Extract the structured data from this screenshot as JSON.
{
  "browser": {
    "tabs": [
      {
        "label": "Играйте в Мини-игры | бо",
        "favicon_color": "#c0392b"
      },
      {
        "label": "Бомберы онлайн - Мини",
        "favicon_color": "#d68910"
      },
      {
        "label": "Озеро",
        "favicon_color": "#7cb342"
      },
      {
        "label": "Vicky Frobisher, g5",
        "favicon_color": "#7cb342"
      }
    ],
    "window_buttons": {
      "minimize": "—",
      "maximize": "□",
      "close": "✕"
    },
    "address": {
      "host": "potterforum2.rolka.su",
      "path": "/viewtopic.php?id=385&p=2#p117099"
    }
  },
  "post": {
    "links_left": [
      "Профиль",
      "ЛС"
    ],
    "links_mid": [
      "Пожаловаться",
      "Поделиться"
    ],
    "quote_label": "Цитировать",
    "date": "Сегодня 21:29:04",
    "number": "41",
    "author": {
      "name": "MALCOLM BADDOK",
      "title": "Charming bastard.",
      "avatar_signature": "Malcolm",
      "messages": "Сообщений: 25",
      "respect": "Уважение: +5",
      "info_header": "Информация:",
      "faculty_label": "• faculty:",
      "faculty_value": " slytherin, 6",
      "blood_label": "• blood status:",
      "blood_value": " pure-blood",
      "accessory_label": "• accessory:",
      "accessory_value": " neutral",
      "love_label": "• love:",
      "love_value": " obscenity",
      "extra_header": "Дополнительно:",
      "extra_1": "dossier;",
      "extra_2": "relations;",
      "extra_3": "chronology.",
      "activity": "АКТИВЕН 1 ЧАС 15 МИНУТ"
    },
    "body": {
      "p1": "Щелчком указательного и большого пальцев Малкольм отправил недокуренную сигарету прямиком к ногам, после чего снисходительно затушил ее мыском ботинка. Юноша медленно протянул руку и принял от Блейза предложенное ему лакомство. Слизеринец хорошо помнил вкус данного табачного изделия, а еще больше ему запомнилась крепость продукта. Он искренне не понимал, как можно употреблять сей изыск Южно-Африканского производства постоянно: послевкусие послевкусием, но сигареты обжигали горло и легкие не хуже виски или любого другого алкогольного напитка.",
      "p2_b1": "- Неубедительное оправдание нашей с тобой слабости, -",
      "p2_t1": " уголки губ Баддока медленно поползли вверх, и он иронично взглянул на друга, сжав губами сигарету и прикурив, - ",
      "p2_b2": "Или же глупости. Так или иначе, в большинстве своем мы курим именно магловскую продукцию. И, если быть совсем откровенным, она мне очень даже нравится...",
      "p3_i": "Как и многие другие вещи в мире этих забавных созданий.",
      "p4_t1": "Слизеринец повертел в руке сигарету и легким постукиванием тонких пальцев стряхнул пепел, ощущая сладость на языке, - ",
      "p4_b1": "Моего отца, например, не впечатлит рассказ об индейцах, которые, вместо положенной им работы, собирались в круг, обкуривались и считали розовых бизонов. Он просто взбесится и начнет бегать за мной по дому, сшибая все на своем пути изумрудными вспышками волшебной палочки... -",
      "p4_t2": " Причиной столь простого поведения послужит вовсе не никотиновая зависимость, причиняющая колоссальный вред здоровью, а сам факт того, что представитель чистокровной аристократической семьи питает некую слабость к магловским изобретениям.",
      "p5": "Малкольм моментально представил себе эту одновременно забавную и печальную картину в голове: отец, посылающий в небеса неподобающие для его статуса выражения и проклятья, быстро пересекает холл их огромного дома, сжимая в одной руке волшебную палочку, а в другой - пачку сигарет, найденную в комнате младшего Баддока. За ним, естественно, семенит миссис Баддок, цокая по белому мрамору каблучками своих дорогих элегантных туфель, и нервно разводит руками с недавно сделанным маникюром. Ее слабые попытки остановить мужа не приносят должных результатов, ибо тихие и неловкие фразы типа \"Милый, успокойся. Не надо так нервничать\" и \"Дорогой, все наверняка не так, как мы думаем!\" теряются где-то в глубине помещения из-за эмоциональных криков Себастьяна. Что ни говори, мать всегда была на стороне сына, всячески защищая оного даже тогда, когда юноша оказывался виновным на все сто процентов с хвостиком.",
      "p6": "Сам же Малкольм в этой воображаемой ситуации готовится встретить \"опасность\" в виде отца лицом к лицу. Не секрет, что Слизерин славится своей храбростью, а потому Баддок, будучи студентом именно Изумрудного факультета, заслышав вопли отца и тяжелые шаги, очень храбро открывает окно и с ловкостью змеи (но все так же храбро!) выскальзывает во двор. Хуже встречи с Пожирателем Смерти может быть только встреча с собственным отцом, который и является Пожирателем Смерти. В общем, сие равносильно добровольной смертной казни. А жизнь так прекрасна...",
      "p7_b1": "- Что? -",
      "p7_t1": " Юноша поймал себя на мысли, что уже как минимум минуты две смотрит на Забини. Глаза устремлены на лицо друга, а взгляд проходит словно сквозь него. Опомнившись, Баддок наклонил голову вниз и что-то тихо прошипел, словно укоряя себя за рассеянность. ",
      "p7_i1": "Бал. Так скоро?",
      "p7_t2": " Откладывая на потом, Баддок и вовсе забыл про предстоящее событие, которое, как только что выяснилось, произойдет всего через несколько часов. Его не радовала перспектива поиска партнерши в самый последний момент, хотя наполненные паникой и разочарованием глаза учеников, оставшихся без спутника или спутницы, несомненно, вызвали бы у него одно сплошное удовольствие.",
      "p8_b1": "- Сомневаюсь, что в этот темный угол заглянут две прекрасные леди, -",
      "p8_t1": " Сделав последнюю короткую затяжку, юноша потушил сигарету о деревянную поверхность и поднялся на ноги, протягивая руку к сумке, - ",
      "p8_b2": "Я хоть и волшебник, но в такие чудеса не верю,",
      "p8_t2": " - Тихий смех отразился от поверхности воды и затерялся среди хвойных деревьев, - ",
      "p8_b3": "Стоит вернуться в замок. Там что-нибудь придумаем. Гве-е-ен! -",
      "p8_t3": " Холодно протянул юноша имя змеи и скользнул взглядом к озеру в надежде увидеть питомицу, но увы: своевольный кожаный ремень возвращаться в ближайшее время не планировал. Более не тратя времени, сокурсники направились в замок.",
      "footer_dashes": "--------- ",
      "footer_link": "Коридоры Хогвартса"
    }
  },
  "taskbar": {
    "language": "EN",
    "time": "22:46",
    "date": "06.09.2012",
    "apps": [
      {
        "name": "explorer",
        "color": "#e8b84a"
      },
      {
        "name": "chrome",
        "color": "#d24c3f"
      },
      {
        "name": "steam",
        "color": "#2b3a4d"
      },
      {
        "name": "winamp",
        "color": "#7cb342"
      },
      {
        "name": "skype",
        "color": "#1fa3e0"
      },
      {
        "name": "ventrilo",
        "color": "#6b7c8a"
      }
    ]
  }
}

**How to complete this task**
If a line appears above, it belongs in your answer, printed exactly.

**Solution to the problem**
Extract the structured data from this screenshot as JSON.
{
  "browser": {
    "tabs": [
      {
        "label": "Играйте в Мини-игры | бо",
        "favicon_color": "#c0392b"
      },
      {
        "label": "Бомберы онлайн - Мини",
        "favicon_color": "#d68910"
      },
      {
        "label": "Озеро",
        "favicon_color": "#7cb342"
      },
      {
        "label": "Vicky Frobisher, g5",
        "favicon_color": "#7cb342"
      }
    ],
    "window_buttons": {
      "minimize": "—",
      "maximize": "□",
      "close": "✕"
    },
    "address": {
      "host": "potterforum2.rolka.su",
      "path": "/viewtopic.php?id=385&p=2#p117099"
    }
  },
  "post": {
    "links_left": [
      "Профиль",
      "ЛС"
    ],
    "links_mid": [
      "Пожаловаться",
      "Поделиться"
    ],
    "quote_label": "Цитировать",
    "date": "Сегодня 21:29:04",
    "number": "41",
    "author": {
      "name": "MALCOLM BADDOK",
      "title": "Charming bastard.",
      "avatar_signature": "Malcolm",
      "messages": "Сообщений: 25",
      "respect": "Уважение: +5",
      "info_header": "Информация:",
      "faculty_label": "• faculty:",
      "faculty_value": " slytherin, 6",
      "blood_label": "• blood status:",
      "blood_value": " pure-blood",
      "accessory_label": "• accessory:",
      "accessory_value": " neutral",
      "love_label": "• love:",
      "love_value": " obscenity",
      "extra_header": "Дополнительно:",
      "extra_1": "dossier;",
      "extra_2": "relations;",
      "extra_3": "chronology.",
      "activity": "АКТИВЕН 1 ЧАС 15 МИНУТ"
    },
    "body": {
      "p1": "Щелчком указательного и большого пальцев Малкольм отправил недокуренную сигарету прямиком к ногам, после чего снисходительно затушил ее мыском ботинка. Юноша медленно протянул руку и принял от Блейза предложенное ему лакомство. Слизеринец хорошо помнил вкус данного табачного изделия, а еще больше ему запомнилась крепость продукта. Он искренне не понимал, как можно употреблять сей изыск Южно-Африканского производства постоянно: послевкусие послевкусием, но сигареты обжигали горло и легкие не хуже виски или любого другого алкогольного напитка.",
      "p2_b1": "- Неубедительное оправдание нашей с тобой слабости, -",
      "p2_t1": " уголки губ Баддока медленно поползли вверх, и он иронично взглянул на друга, сжав губами сигарету и прикурив, - ",
      "p2_b2": "Или же глупости. Так или иначе, в большинстве своем мы курим именно магловскую продукцию. И, если быть совсем откровенным, она мне очень даже нравится...",
      "p3_i": "Как и многие другие вещи в мире этих забавных созданий.",
      "p4_t1": "Слизеринец повертел в руке сигарету и легким постукиванием тонких пальцев стряхнул пепел, ощущая сладость на языке, - ",
      "p4_b1": "Моего отца, например, не впечатлит рассказ об индейцах, которые, вместо положенной им работы, собирались в круг, обкуривались и считали розовых бизонов. Он просто взбесится и начнет бегать за мной по дому, сшибая все на своем пути изумрудными вспышками волшебной палочки... -",
      "p4_t2": " Причиной столь простого поведения послужит вовсе не никотиновая зависимость, причиняющая колоссальный вред здоровью, а сам факт того, что представитель чистокровной аристократической семьи питает некую слабость к магловским изобретениям.",
      "p5": "Малкольм моментально представил себе эту одновременно забавную и печальную картину в голове: отец, посылающий в небеса неподобающие для его статуса выражения и проклятья, быстро пересекает холл их огромного дома, сжимая в одной руке волшебную палочку, а в другой - пачку сигарет, найденную в комнате младшего Баддока. За ним, естественно, семенит миссис Баддок, цокая по белому мрамору каблучками своих дорогих элегантных туфель, и нервно разводит руками с недавно сделанным маникюром. Ее слабые попытки остановить мужа не приносят должных результатов, ибо тихие и неловкие фразы типа \"Милый, успокойся. Не надо так нервничать\" и \"Дорогой, все наверняка не так, как мы думаем!\" теряются где-то в глубине помещения из-за эмоциональных криков Себастьяна. Что ни говори, мать всегда была на стороне сына, всячески защищая оного даже тогда, когда юноша оказывался виновным на все сто процентов с хвостиком.",
      "p6": "Сам же Малкольм в этой воображаемой ситуации готовится встретить \"опасность\" в виде отца лицом к лицу. Не секрет, что Слизерин славится своей храбростью, а потому Баддок, будучи студентом именно Изумрудного факультета, заслышав вопли отца и тяжелые шаги, очень храбро открывает окно и с ловкостью змеи (но все так же храбро!) выскальзывает во двор. Хуже встречи с Пожирателем Смерти может быть только встреча с собственным отцом, который и является Пожирателем Смерти. В общем, сие равносильно добровольной смертной казни. А жизнь так прекрасна...",
      "p7_b1": "- Что? -",
      "p7_t1": " Юноша поймал себя на мысли, что уже как минимум минуты две смотрит на Забини. Глаза устремлены на лицо друга, а взгляд проходит словно сквозь него. Опомнившись, Баддок наклонил голову вниз и что-то тихо прошипел, словно укоряя себя за рассеянность. ",
      "p7_i1": "Бал. Так скоро?",
      "p7_t2": " Откладывая на потом, Баддок и вовсе забыл про предстоящее событие, которое, как только что выяснилось, произойдет всего через несколько часов. Его не радовала перспектива поиска партнерши в самый последний момент, хотя наполненные паникой и разочарованием глаза учеников, оставшихся без спутника или спутницы, несомненно, вызвали бы у него одно сплошное удовольствие.",
      "p8_b1": "- Сомневаюсь, что в этот темный угол заглянут две прекрасные леди, -",
      "p8_t1": " Сделав последнюю короткую затяжку, юноша потушил сигарету о деревянную поверхность и поднялся на ноги, протягивая руку к сумке, - ",
      "p8_b2": "Я хоть и волшебник, но в такие чудеса не верю,",
      "p8_t2": " - Тихий смех отразился от поверхности воды и затерялся среди хвойных деревьев, - ",
      "p8_b3": "Стоит вернуться в замок. Там что-нибудь придумаем. Гве-е-ен! -",
      "p8_t3": " Холодно протянул юноша имя змеи и скользнул взглядом к озеру в надежде увидеть питомицу, но увы: своевольный кожаный ремень возвращаться в ближайшее время не планировал. Более не тратя времени, сокурсники направились в замок.",
      "footer_dashes": "--------- ",
      "footer_link": "Коридоры Хогвартса"
    }
  },
  "taskbar": {
    "language": "EN",
    "time": "22:46",
    "date": "06.09.2012",
    "apps": [
      {
        "name": "explorer",
        "color": "#e8b84a"
      },
      {
        "name": "chrome",
        "color": "#d24c3f"
      },
      {
        "name": "steam",
        "color": "#2b3a4d"
      },
      {
        "name": "winamp",
        "color": "#7cb342"
      },
      {
        "name": "skype",
        "color": "#1fa3e0"
      },
      {
        "name": "ventrilo",
        "color": "#6b7c8a"
      }
    ]
  }
}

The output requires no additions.